A couple of weeks ago, the children and I decided to re-visit The World Collection Park of the Crape Myrtle Trails of McKinney. Spread out over 7.2 acres, the focal point of the Park, as its name implies, is to collect every known species of this plant and grow it here. And it’s the only one of its kind in the world!! The Crape Myrtle Trails website offers more information: “Landscape architect Rowland Jackson developed the landscape plans, and the fully planted park was dedicated in 2011. Extreme weather later that year (drought) and in subsequent years (cold) caused the loss of several varieties of crape myrtles, but the Crape Myrtle Trails Foundation and the City of McKinney have continued their work to complete and even expand the dream of the park.”
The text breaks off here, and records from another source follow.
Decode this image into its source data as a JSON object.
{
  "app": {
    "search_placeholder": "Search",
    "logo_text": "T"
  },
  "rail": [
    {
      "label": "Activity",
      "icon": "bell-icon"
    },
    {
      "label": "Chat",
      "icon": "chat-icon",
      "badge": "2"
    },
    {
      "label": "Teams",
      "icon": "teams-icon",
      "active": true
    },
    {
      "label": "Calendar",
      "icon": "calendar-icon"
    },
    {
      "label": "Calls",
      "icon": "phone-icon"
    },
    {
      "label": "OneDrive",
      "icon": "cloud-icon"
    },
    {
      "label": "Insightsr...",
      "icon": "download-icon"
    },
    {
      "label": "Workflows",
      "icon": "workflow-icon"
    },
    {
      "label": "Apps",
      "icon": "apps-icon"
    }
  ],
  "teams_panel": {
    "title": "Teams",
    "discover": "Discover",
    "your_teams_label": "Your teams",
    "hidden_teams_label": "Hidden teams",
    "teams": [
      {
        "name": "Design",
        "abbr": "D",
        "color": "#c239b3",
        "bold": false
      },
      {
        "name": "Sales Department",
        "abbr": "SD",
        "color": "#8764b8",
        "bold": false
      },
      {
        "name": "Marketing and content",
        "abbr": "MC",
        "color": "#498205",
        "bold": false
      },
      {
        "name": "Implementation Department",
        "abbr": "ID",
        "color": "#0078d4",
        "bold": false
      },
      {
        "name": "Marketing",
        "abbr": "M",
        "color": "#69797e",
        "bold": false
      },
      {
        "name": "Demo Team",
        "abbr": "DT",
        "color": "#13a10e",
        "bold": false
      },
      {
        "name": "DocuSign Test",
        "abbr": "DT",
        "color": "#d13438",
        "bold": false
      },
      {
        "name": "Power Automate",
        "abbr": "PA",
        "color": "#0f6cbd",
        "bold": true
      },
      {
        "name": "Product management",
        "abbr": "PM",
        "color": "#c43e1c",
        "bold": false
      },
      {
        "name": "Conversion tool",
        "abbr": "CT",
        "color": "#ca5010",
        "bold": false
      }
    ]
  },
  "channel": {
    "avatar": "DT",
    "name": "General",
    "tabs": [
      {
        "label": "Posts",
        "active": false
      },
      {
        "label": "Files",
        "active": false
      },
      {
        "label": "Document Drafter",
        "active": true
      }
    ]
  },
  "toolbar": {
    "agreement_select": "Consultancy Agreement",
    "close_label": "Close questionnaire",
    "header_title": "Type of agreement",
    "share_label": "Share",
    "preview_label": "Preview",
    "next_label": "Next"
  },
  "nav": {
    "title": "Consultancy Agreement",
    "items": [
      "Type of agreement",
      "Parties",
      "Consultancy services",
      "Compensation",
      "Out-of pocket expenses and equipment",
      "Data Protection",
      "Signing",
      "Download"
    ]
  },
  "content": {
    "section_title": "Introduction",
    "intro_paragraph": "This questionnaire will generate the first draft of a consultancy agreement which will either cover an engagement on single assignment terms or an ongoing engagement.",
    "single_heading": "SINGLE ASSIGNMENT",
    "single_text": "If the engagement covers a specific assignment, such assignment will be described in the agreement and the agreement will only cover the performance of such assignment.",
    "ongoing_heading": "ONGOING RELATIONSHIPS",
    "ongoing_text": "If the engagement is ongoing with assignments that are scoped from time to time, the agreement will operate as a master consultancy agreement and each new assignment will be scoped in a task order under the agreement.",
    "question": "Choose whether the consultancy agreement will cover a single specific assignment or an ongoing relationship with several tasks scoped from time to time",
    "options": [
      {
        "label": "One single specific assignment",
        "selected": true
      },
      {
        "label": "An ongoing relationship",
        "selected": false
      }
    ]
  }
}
McKinney has a Crape Myrtle Trails, with several trees spread out over a wide area of the McKinney landscape, with a heavy concentration on El Dorado Parkway. You can visit the Trails by following this self-tour information and this map. In 2014, a resolution was passed honoring the City of McKinney as “America’s Crape Myrtle City.”
As for the Park, the trees have grown since the last time I visited. Perhaps because we went in late July, there was not quite the profusion of blooms as I anticipated. The website mentions that most will bloom between late June and early July. Still, the plethora of colors, and the differences between the varieties were worth investigating. The Park has many paved walkways that allow access to see the trees and blooms, up close and personal. A sundial at the northern end of the park piqued our curiosity; I don’t think we have yet figured out that one. There was signage detailing crape myrtles and their history in the US, their taxonomy, etc. There are several benches placed all over the Park for visitors to use, as also picnic tables. Parking is available at the entrance to the Park, and admission is free. Of note, no restrooms are available on-site.
The World Collection Park is located at 6452 Collin-McKinney Parkway, McKinney, TX 75070. Its open seven days a week year-round. You can read more about how the history of the Crape Myrtles in McKinney, and information about visiting here.